To save your clicking through the list of links, here are the ones I found contributing to the nation’s power:
Howsham Mill, Malton, Yorkshire – this is my personal favourite as the mill was designed by the architect John Carr in 1755 and the Renewable Heritage Trust has saved this building and produces 30 kW of electricity. For live updates on the power produced visit their web-site here.
Looking further into the matter it is a struggle to find what one would hope: a list of all watermills across England and Wales actively producing electricity to the National Grid. If you can point me in the right direction please do.
In fact in recent years the anticipation of the government reported expectation of hydropower from old mills and wiers generating a potential 10,000GWh per year (The Guardian 16.11.08) seems to have been left unsubstantiated.
Comprehensive lists and up-to-date assessments aside, community groups have been quietly getting on with the challenging task of nurturing apparently expired buildings back to life to help in the struggle to meet Britain’s renewable energy target of creating 15% of its energy from renewable sources by 2020.
The Centre for Alternative Technology highlights, ‘the economies of scale for hydro electricity make a community scheme a viable means of installation’. (Click here for the full web-page). South Somerset District Council took a commendable ‘bigger picture’ view and initiated the South Somerset Hydropower Group in 2001.
The group brought 12 watermill owners together to share knowledge and resources to attract partial funding to develop the mills for hydropower. The group was granted an Ashden Award in 2005 to assist further development – a case study of the group can be accessed here. It is clear in the case study that broader public interest in hydro power as a renewable technology is mutually positive for the re-use and maintenance of the watermill heritage buildings.

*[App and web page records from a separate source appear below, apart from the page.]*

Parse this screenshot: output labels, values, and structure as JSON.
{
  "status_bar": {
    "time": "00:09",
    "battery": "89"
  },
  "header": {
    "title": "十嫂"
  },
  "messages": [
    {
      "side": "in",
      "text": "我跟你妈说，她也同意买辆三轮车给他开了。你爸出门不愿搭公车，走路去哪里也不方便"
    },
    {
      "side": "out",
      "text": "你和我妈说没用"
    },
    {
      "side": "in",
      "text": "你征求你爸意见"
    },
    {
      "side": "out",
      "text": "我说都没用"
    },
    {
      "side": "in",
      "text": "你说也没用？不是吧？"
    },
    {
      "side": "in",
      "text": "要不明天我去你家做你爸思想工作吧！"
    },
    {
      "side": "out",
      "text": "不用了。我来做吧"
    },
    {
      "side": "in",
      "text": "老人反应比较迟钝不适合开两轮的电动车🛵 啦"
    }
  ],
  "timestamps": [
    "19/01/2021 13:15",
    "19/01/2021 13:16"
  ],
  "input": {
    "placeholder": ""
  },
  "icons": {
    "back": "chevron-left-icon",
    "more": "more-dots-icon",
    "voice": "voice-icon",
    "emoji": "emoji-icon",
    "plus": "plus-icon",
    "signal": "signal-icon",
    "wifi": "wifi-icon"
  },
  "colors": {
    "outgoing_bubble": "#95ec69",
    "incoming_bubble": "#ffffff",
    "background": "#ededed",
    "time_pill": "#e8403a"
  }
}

Easily accessible information on case studies of the re-use of watermills for hydro electricity production is limited. It would be fantastic if case studies and knowledge could be shared more widely. An easy way to do this is to upload files to the UK Green Building Council’s Pinpoint information sharing platform. Click here for a link to the resource. Refer also to my earlier post on Pinpoint – here.